:: Given records ::

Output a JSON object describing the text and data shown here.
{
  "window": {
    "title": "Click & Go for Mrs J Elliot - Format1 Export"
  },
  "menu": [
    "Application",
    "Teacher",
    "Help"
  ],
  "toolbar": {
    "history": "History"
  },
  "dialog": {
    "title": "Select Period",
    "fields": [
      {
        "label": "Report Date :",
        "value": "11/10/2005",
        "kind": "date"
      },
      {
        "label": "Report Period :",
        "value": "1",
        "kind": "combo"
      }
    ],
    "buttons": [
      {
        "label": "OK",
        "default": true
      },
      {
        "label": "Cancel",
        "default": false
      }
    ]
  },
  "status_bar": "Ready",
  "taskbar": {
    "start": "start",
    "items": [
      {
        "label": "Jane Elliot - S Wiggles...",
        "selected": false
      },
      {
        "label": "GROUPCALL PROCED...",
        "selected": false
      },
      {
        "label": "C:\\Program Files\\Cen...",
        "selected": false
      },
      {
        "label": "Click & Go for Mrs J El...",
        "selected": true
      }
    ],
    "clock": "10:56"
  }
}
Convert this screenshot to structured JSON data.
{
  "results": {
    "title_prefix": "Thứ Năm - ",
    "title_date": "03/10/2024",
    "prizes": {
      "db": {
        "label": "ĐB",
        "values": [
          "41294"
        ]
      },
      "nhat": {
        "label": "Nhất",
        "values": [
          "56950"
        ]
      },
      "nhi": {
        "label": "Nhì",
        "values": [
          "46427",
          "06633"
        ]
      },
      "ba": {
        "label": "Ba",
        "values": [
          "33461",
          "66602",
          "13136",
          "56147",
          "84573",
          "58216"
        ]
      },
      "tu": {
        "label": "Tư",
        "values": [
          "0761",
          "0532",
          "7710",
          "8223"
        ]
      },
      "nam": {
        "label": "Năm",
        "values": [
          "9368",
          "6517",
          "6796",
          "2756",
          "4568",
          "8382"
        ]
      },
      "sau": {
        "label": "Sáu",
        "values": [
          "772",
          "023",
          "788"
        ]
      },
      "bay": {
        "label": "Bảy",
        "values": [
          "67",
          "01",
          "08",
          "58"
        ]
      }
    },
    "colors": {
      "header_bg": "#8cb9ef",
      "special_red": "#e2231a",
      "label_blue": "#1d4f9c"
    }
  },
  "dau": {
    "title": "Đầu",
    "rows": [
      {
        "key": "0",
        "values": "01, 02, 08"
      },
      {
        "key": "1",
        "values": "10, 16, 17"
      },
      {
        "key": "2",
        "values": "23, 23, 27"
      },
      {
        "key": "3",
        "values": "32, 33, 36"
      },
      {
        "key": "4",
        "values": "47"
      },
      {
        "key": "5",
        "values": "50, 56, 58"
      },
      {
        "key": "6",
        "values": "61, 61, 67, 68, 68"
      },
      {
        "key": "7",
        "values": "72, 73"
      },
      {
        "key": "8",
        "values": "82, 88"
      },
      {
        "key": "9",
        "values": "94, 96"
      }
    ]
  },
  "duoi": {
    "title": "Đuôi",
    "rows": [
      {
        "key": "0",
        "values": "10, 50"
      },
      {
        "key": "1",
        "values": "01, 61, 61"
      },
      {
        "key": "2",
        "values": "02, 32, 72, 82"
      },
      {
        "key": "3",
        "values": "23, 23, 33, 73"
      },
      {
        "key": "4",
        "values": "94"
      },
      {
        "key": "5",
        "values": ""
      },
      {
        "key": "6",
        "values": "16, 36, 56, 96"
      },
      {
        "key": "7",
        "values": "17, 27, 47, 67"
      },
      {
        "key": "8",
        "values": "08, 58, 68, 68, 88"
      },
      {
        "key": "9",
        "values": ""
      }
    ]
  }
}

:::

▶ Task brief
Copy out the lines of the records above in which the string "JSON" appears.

▶ Solution for this problem
Output a JSON object describing the text and data shown here.
Convert this screenshot to structured JSON data.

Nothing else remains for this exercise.